Now.....some will say you can just open up your digital paper and use that, but I always like to make a separate page as not to accidentally save over the original paper file. But you can also just use your paper template. In this case, you'd just go to FILE/OPEN and then find where your digital paper is located.
Now that you have your workstation open, choose the paper you would like to be your BACKGROUND. 
FILE/OPEN/(your kit folder)

So now you should have 2 documents open. The first is your document you made, and the second is the paper. I sized the windows small and side by side for viewing purposes.

Move the paper you opened to your document you created in the beginning, then CLOSE out the kit paper file (not your working document which will now have the paper on it).

So now you should have ONE document open, your document you made with the paper now fitted on it perfectly. You will now notice your paper in your layer pallet.


1. The cost! Paper scrapbooks are very pleasing to look at and creative fun, but as you all know, it is not a cheap hobby. You buy items and you get to use them one time....this is not the case with digital. When you buy a kit (or often times find free ones) you can use them as many times as you want all for one price!

2.  The freedom of changing things if you change your mind or "mess up". You can move elements, change paper, pictures anything you want as often as you want before you print. Nothing gets ruined in the process, just click undo.

3.  No cutting of irreplaceable pictures. Ever want to scrap old photographs from your great grandparents but afraid of cutting them or accidentally ruining them? With digital, you can use a scanned copy and your picture stays in its original shape.

4.  Complete creative freedom. Have you ever looked for a specific color embellishment or paper and just couldn't find it? Or you found a paper that would be perfect, but it wasn't the right color? With digital scrapbooking, you can color, resize and customize you elements/papers JUST the way you need them. Best part, the sky is the limit when it comes to what you can have on your pages!

5.  Font selection. Is your handwriting not the best? (like mine), you can download fonts (most free) from various sites that look like it was handwritten for journaling. You can type, delete, retype as much as you need and see it on your page before committing and can easily be changed later without having to redo the entire page!

6.  Multiple pages. Ever made a page that you would like to put in more than one book? Or would like to give a page away as a present? Well, instead of doing the same page all over again, you can print multiple pages!

There of course is nothing wrong with paper...some people will prefer paper over digital or digital over paper. The choice is yours...but if you are looking for help going digital, I made up some tutorials for you to get started!

What is digital scrapbooking?

Digital scrapbooking, also referred to as digi-scrapping, is essentially using computer software to create your layouts versus manually with physical objects.

Digital scrapbooking allows you to create your memory pages by using digital graphics instead of paper products. You can find digital kits all around the internet, or you can create your own embellishments for a truly unique page!
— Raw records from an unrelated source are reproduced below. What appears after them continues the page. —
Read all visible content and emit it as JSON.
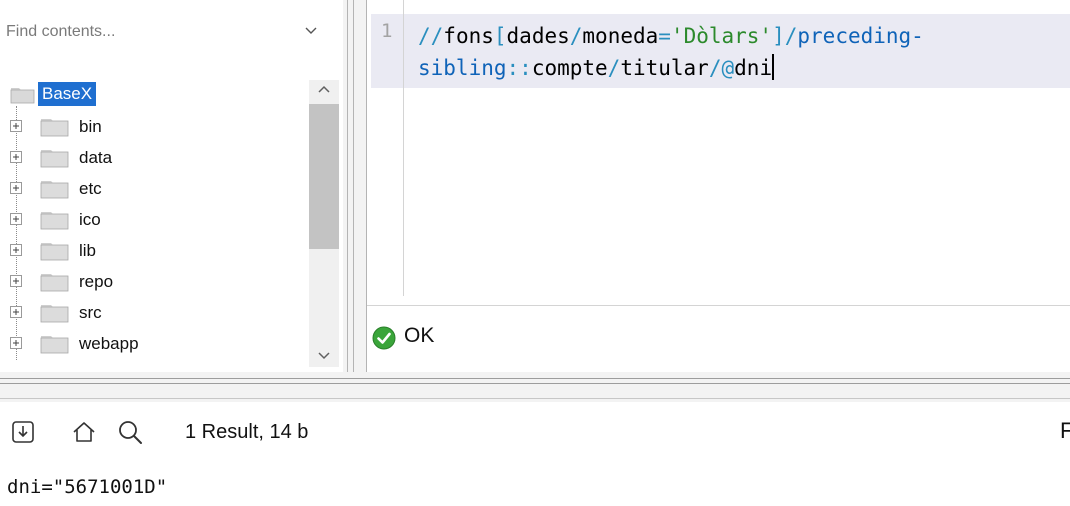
{
  "sidebar": {
    "search_placeholder": "Find contents...",
    "root_label": "BaseX",
    "items": [
      {
        "label": "bin"
      },
      {
        "label": "data"
      },
      {
        "label": "etc"
      },
      {
        "label": "ico"
      },
      {
        "label": "lib"
      },
      {
        "label": "repo"
      },
      {
        "label": "src"
      },
      {
        "label": "webapp"
      }
    ]
  },
  "editor": {
    "line_number": "1",
    "query": "//fons[dades/moneda='Dòlars']/preceding-sibling::compte/titular/@dni",
    "tokens_line1": [
      "//",
      "fons",
      "[",
      "dades",
      "/",
      "moneda",
      "=",
      "'Dòlars'",
      "]",
      "/",
      "preceding-"
    ],
    "tokens_line2": [
      "sibling",
      "::",
      "compte",
      "/",
      "titular",
      "/",
      "@",
      "dni"
    ],
    "status_text": "OK",
    "colors": {
      "operator": "#2a8fbf",
      "string": "#2c8a2c",
      "axis": "#0f63b8",
      "highlight": "#eaeaf3"
    }
  },
  "results": {
    "count_label": "1 Result, 14 b",
    "right_edge_char": "F",
    "value": "dni=\"5671001D\""
  },
  "icons": {
    "toolbar": [
      "save-result-icon",
      "home-icon",
      "search-icon"
    ]
  }
}
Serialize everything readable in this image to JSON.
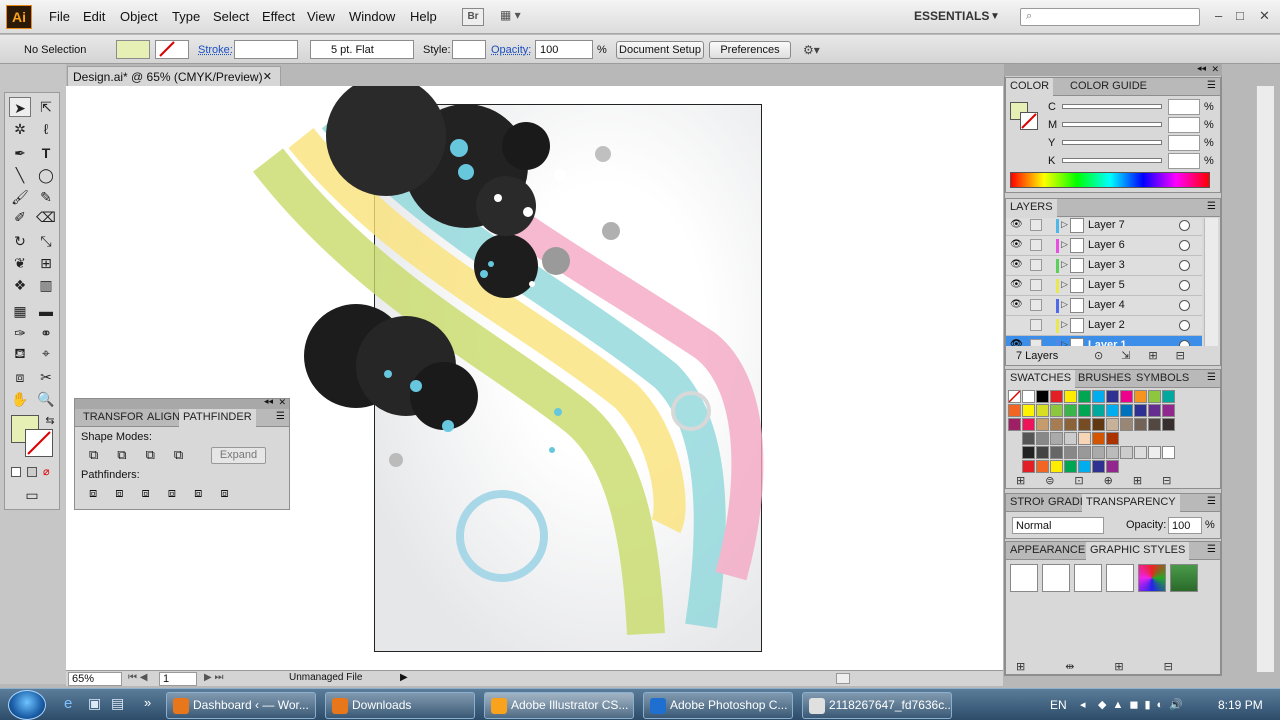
{
  "app": {
    "logo": "Ai",
    "menu": [
      "File",
      "Edit",
      "Object",
      "Type",
      "Select",
      "Effect",
      "View",
      "Window",
      "Help"
    ],
    "bridge_label": "Br",
    "workspace": "ESSENTIALS",
    "search_placeholder": ""
  },
  "control_bar": {
    "selection": "No Selection",
    "stroke_label": "Stroke:",
    "brush": "5 pt. Flat",
    "style_label": "Style:",
    "opacity_label": "Opacity:",
    "opacity_value": "100",
    "percent": "%",
    "doc_setup": "Document Setup",
    "preferences": "Preferences"
  },
  "document": {
    "tab_title": "Design.ai* @ 65% (CMYK/Preview)",
    "zoom": "65%",
    "page": "1",
    "status": "Unmanaged File"
  },
  "pathfinder_panel": {
    "tabs": [
      "TRANSFORM",
      "ALIGN",
      "PATHFINDER"
    ],
    "shape_modes_label": "Shape Modes:",
    "expand_label": "Expand",
    "pathfinders_label": "Pathfinders:"
  },
  "color_panel": {
    "tabs": [
      "COLOR",
      "COLOR GUIDE"
    ],
    "channels": [
      "C",
      "M",
      "Y",
      "K"
    ],
    "percent": "%"
  },
  "layers_panel": {
    "title": "LAYERS",
    "layers": [
      {
        "name": "Layer 7",
        "color": "#4fb8e8",
        "visible": true
      },
      {
        "name": "Layer 6",
        "color": "#e84fe0",
        "visible": true
      },
      {
        "name": "Layer 3",
        "color": "#5ad05a",
        "visible": true
      },
      {
        "name": "Layer 5",
        "color": "#e8e84f",
        "visible": true
      },
      {
        "name": "Layer 4",
        "color": "#4f6ae8",
        "visible": true
      },
      {
        "name": "Layer 2",
        "color": "#e8e84f",
        "visible": false
      },
      {
        "name": "Layer 1",
        "color": "#4f88e8",
        "visible": true,
        "selected": true
      }
    ],
    "count": "7 Layers"
  },
  "swatches_panel": {
    "tabs": [
      "SWATCHES",
      "BRUSHES",
      "SYMBOLS"
    ]
  },
  "transparency_panel": {
    "tabs": [
      "STROKE",
      "GRADIENT",
      "TRANSPARENCY"
    ],
    "blend_mode": "Normal",
    "opacity_label": "Opacity:",
    "opacity_value": "100",
    "percent": "%"
  },
  "appearance_panel": {
    "tabs": [
      "APPEARANCE",
      "GRAPHIC STYLES"
    ]
  },
  "taskbar": {
    "buttons": [
      {
        "label": "Dashboard ‹ — Wor...",
        "color": "#e8761a"
      },
      {
        "label": "Downloads",
        "color": "#e8761a"
      },
      {
        "label": "Adobe Illustrator CS...",
        "color": "#f8a21e",
        "active": true
      },
      {
        "label": "Adobe Photoshop C...",
        "color": "#1f6fd0"
      },
      {
        "label": "2118267647_fd7636c...",
        "color": "#e0e0e0"
      }
    ],
    "language": "EN",
    "time": "8:19 PM"
  }
}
What software do I need?

Most digital kits use .PNG files and JPEG files, so you should choose a program that will support those two file types. Essentially, you can use any software that allows you to work with layered objects, and supports the PNG file format.

You  need to work in "layers" when making your scrap pages, so ensure the program you use supports layers.
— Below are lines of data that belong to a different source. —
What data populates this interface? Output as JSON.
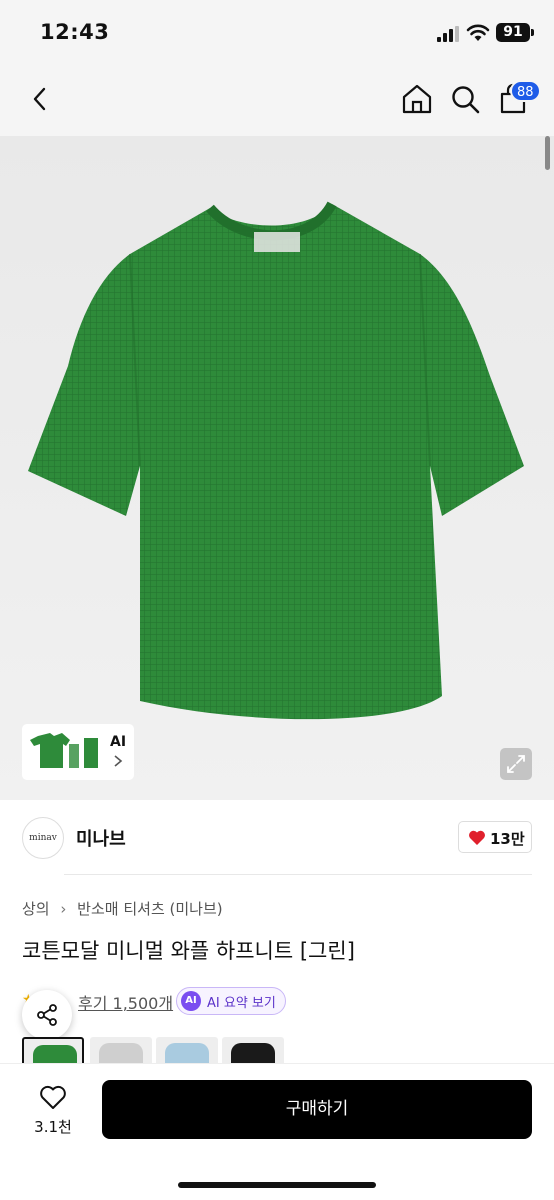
{
  "status_bar": {
    "time": "12:43",
    "battery": "91"
  },
  "nav": {
    "cart_count": "88",
    "icons": [
      "back-icon",
      "home-icon",
      "search-icon",
      "cart-icon"
    ]
  },
  "gallery": {
    "ai_label": "AI",
    "product_color": "#2e8b3a"
  },
  "brand": {
    "logo_text": "minav",
    "name": "미나브",
    "likes": "13만"
  },
  "breadcrumb": {
    "category": "상의",
    "subcategory": "반소매 티셔츠 (미나브)"
  },
  "product": {
    "title": "코튼모달 미니멀 와플 하프니트 [그린]"
  },
  "reviews": {
    "link_text": "후기 1,500개",
    "ai_summary_badge": "AI",
    "ai_summary_label": "AI 요약 보기"
  },
  "swatches": [
    {
      "name": "green",
      "color": "#2e8b3a"
    },
    {
      "name": "light-gray",
      "color": "#cfcfcf"
    },
    {
      "name": "light-blue",
      "color": "#a9cbe0"
    },
    {
      "name": "black",
      "color": "#1a1a1a"
    }
  ],
  "bottom_bar": {
    "wishlist_count": "3.1천",
    "buy_label": "구매하기"
  },
  "colors": {
    "accent_blue": "#1f5ce8",
    "ai_purple": "#7a4df0",
    "heart_red": "#e0202c"
  }
}
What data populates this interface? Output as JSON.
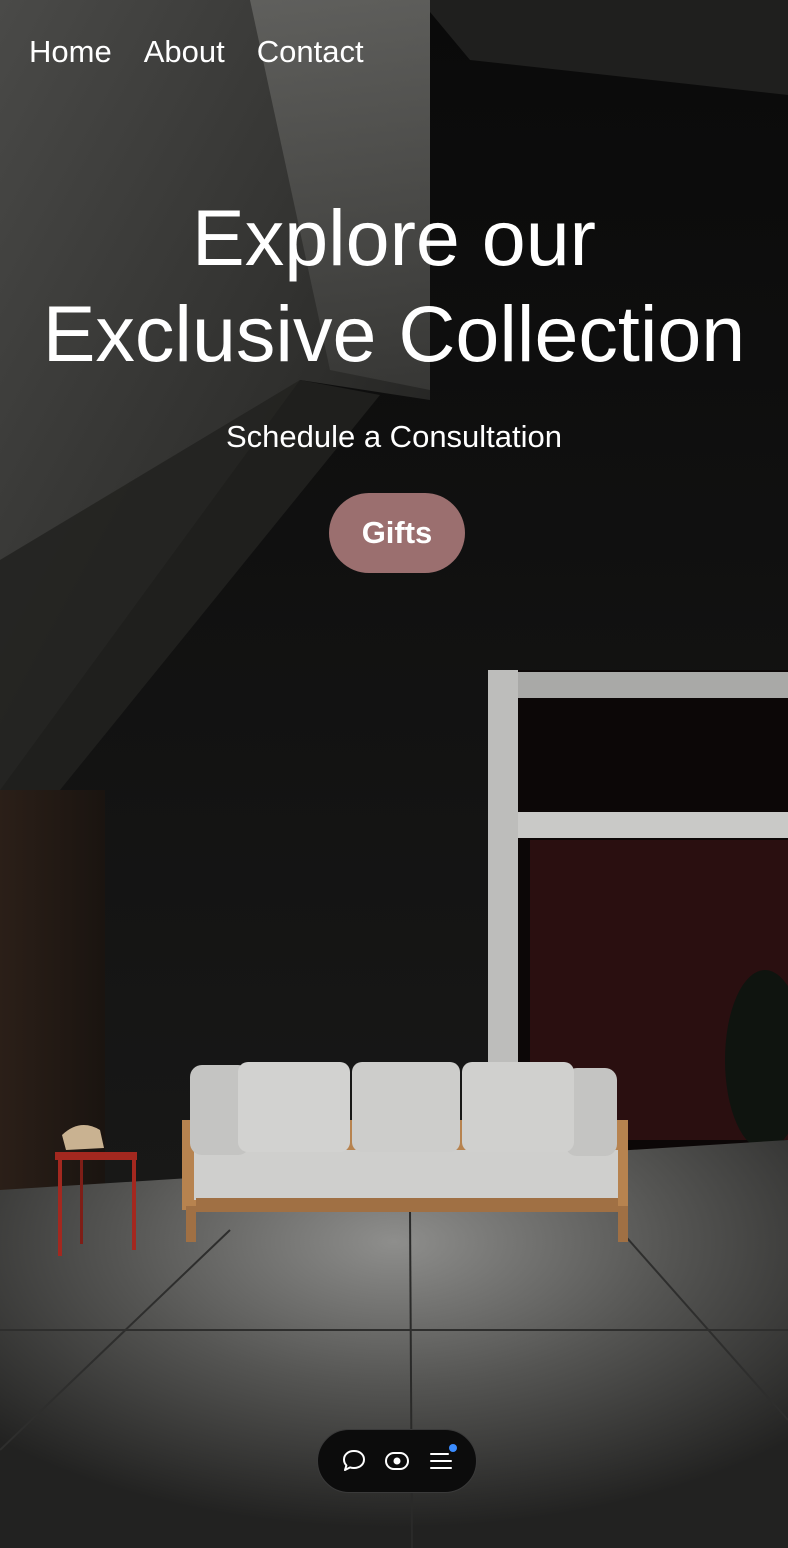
{
  "nav": {
    "items": [
      {
        "label": "Home"
      },
      {
        "label": "About"
      },
      {
        "label": "Contact"
      }
    ]
  },
  "hero": {
    "headline_line1": "Explore our",
    "headline_line2": "Exclusive Collection",
    "subtitle": "Schedule a Consultation",
    "cta_label": "Gifts"
  },
  "toolbar": {
    "icons": [
      "chat-bubble-icon",
      "eye-icon",
      "menu-icon"
    ]
  },
  "colors": {
    "cta_background": "#9b6f6f",
    "text": "#ffffff",
    "toolbar_background": "#0c0c0c",
    "notification_dot": "#3b8cff"
  }
}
Here are a couple programs you can use for digital scrapbooking.

Adobe Photoshop-A popular but expensive editing software

Adobe Elements-A cheaper software that does a lot of what Photoshop does. In fact, for digital scrapbooking, this is all you need.

Paint Shop Pro-This program focuses on digital design more than editing photos. Will also allow you to create beautiful pages.

GIMP-A photo editing software that has been compared to Photoshop and the best part? It's FREE. This program supports layers and can open PNG and JPEG files.

This of course does not complete the list of programs you can use, but it will help to get you started. The programs I listed offer a 30 day trial so you can see if the program is right for you before buying.